In the new film Still Alice we watch the beautiful and vivacious Julianne Moore deteriorate, disintegrate, and disappear right before our eyes.
A celebrated linguistics professor at Columbia University, Moore prides herself on being articulate, innovative, and well respected by her colleagues. Her life is built around her love of words. But at the age of 50 she is suddenly and unexpectedly assaulted by a rare form of early-onset Alzheimer’s disease.
Richard Glatzer and Wash Westmoreland, who wrote and directed the film from a novel by Lisa Genova, handle the accelerated pace of the disease with delicacy and sensitivity, but even so, it is a heart-breaking experience to watch.

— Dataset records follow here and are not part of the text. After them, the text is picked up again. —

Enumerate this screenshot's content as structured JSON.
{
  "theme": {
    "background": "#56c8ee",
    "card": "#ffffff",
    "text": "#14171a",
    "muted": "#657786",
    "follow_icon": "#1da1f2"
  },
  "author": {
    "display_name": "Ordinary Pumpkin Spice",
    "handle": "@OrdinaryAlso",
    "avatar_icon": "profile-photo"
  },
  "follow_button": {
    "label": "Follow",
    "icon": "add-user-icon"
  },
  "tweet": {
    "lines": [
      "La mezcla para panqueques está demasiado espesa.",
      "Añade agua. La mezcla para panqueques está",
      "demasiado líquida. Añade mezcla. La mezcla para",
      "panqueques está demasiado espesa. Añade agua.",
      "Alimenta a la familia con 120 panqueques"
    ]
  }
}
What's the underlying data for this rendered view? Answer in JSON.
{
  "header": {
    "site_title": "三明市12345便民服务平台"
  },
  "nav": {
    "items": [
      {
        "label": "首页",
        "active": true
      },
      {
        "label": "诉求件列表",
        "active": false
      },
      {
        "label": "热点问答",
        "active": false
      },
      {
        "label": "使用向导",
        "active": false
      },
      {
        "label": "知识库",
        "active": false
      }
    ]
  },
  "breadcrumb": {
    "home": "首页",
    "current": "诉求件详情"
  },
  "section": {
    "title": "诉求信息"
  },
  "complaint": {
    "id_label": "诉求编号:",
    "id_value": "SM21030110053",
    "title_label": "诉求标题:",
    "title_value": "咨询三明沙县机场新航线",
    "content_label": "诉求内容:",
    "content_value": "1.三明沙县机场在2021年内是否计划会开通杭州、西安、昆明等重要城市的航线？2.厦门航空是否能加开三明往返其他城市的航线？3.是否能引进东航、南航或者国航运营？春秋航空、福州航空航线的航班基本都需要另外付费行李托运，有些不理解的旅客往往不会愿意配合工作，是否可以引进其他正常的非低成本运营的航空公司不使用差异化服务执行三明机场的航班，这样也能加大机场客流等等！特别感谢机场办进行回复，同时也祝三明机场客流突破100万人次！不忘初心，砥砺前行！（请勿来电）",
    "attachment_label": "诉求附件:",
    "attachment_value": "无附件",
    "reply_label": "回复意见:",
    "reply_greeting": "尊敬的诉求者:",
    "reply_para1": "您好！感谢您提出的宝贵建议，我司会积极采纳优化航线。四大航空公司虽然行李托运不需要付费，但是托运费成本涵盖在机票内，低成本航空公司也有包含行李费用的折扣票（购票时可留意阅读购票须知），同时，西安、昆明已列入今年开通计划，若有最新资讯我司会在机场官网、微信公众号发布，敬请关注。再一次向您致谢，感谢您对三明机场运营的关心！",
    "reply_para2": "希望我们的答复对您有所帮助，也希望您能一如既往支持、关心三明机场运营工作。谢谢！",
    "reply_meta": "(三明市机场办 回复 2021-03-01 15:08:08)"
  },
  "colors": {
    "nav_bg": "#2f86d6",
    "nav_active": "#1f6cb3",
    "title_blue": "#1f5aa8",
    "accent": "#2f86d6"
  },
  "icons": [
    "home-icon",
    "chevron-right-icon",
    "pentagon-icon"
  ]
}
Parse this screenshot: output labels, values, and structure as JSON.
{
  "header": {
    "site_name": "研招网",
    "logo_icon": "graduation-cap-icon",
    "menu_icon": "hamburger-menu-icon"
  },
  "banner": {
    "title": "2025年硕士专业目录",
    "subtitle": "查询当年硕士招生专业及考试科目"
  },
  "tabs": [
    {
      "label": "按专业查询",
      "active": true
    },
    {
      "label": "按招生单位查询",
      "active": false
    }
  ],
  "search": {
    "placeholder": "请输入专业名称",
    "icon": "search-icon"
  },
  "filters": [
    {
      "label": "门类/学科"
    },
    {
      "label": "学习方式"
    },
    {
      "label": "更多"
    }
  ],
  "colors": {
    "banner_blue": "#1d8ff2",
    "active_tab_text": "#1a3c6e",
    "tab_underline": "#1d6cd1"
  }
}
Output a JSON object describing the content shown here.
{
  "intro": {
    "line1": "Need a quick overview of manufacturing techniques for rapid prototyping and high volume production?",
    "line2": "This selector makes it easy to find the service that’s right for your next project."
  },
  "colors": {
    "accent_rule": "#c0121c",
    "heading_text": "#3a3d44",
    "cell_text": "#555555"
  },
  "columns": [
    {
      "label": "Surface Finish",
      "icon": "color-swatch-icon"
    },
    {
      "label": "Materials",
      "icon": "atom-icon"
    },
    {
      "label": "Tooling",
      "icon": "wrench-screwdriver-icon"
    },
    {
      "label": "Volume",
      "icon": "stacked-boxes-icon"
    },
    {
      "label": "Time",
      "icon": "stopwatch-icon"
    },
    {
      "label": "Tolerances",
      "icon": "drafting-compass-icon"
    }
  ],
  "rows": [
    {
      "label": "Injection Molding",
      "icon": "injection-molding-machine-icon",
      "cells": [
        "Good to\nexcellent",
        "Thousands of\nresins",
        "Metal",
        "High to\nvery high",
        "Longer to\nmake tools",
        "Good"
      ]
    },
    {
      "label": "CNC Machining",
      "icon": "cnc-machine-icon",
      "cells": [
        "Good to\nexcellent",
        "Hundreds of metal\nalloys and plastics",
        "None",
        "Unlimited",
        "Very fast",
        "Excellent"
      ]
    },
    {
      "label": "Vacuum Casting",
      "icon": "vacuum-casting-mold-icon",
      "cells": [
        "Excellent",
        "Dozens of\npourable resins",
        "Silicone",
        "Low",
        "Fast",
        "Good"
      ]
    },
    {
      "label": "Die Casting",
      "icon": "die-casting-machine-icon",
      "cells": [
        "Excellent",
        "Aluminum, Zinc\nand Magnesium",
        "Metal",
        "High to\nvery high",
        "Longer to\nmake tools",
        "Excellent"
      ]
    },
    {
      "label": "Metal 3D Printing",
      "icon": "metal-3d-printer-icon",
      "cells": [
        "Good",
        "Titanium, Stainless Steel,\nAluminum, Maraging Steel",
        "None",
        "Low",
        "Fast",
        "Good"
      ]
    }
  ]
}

Bolstered by the tender support of her husband, Alec Baldwin, and her three grown children, Kristen Stewart, Kate Bosworth, and Hunter Parrish, Moore struggles with her fears, her frustration, and her desire not to burden her family. But of course the inherent family disagreements become exaggerated as she attempts to guide her family in directions that she believes will be beneficial to them.
For example, she continues to badger her daughter Lydia (Kristen Stewart), an actress, to go to college to acquire “a skill that she can fall back on” if her acting career doesn’t work out. Lydia, who is in love with her chosen profession, sees Moore’s beseeching as a sign that her mother doesn’t believe in her ability to make a successful life in the theater and, full of resentment, she leaves New York for Hollywood.
Meanwhile, Moore’s mental deterioration has become apparent to her students and, in their evaluation of her teaching skills many deliver a devastating critique. Shocked that they are aware of her deteriorating condition, she accepts the inevitable and eventually allows herself to be dismissed from the university.
Although the film treats her symptoms gently, she exhibits many that those who care for Alzheimer’s patients will recognize. She periodically becomes hostile, and she asks the same questions again and again just minutes after she has received the answer.
In the end, this vibrant woman has become the ghost of her former self. She can barely talk and she is nearly unrecognizable physically. And so the question subliminally posed by the film’s title becomes significantly relevant: Is Alice still Alice if she is no longer present?
Still Alice is playing in a few select theaters in Los Angeles in time to be considered for the Oscars which, despite an exceptionally strong group of contenders, Julianne Moore deserves to win.
The film will open wide in a few weeks.